standard, *with the extra function* of labelling the container as well
(this is what TMX did and I followed). That is an extension of
semantics, rather natural, I would argue. I don't think it's
revolutionary. It's just worth being aware of.
> Bad practice does not make good standards.
> On 06/04/11 11:35, Piotr Bański wrote:
>> Hi Lou,
>> I completely agree with the sentiment, and mentioned this partially with
>> our TEI-MM-2010 discussion in mind, as an argument in favour of your
>> stance ("use<link>!"), however:
>>> It introduces a serious and unnecessary ambiguity.
>> and let me also add: natural. Ambiguity between the content and the
>> container is one of the most natural metonymic developments. It was an
>> ambiguity waiting to happen. (it started from labelling the content; in
>> my example we saw it labelling the virtual container)
>> It does not *introduce* the ambiguity. That has been done in the TMX
>> (Translation Memory eXchange) standard. What I did in the alignment part
>> of the OCTC was take TMX and standoffize it.
>> Of course, I am not presenting this as an argument that bad things are
>> justified if others do them as well. But this 'bad thing' is a natural
>> strategy that follows from the interaction of legitimate techniques (TMX
>> markup + stand-off markup). And we're talking about the world of
>> standards that crucially depend on the numbers of worshippers (analogy:
>> Terry Pratchett's gods). Here we have it: TMX already uses this nasty
>> ambiguity, and TMX is no small god. The question now becomes: can we
>> afford to be purist here. I'm not sure I want to try.
>> Of course, I can easily avoid the Bad Thing by using attributes other
>> than xml:lang, with the very same content. But I'm sure that then corpus
>> linguists will eventually ask me where my mind was when I devised a new
>> attribute, failing to notice a perfectly good xml:lang attribute that
>> could ('should', they would say) be used instead.
>> On 06.04.2011 10:57, Lou Burnard wrote:
>>> On 05/04/11 23:41, Piotr Bański wrote:
>>>> <ptr xml:id="pol-swh_aln_2.1.2-ptr"
>>>> target="swh/UDHR/text.xml#swh_txt_1-head" type="tuv" xml:lang="sw"/>
>>>> it's worth pointing out that @xml:lang plays an
>>>> unlicensed semantic role here, of which the creator of this markup
>>>> should probably be ashamed, but which may be taken to indicate the
>>>> near-natural-language-like re/ab-use (exaptation?) of markup language
>>>> constructs originally designed to perform a different role.
>>> However you call it, it is WRONG. It introduces a serious and
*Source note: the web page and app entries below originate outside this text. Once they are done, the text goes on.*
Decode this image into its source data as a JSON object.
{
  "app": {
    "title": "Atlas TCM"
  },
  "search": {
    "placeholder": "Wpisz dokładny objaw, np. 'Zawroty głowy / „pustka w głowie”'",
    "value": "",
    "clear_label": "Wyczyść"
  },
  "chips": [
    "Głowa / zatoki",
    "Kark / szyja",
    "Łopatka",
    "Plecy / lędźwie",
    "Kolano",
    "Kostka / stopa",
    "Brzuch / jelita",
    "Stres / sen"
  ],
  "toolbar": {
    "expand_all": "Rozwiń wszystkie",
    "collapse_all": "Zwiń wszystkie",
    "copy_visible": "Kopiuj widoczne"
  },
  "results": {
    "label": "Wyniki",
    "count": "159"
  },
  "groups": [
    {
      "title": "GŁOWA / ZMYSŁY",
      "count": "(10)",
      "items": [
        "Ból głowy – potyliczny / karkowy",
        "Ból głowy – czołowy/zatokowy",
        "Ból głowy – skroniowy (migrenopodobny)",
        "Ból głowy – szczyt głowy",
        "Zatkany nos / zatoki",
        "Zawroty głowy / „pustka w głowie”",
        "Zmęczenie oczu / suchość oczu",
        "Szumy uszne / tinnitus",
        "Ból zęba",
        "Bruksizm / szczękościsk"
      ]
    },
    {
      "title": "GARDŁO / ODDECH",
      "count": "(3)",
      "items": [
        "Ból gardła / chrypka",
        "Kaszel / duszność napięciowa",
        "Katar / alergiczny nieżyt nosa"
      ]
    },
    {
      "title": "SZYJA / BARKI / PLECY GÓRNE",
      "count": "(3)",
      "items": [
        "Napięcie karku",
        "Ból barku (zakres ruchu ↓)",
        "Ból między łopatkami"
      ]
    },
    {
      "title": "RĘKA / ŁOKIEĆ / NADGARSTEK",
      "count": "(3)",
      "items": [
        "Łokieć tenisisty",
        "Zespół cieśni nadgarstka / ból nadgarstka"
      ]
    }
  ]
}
>>> unnecessary ambiguity. If I had my way I would actually ban the use of
>>> xml:lang on empty elements like<ptr> for precisely this reason (cf my
>>> earlier posting in response to Felix)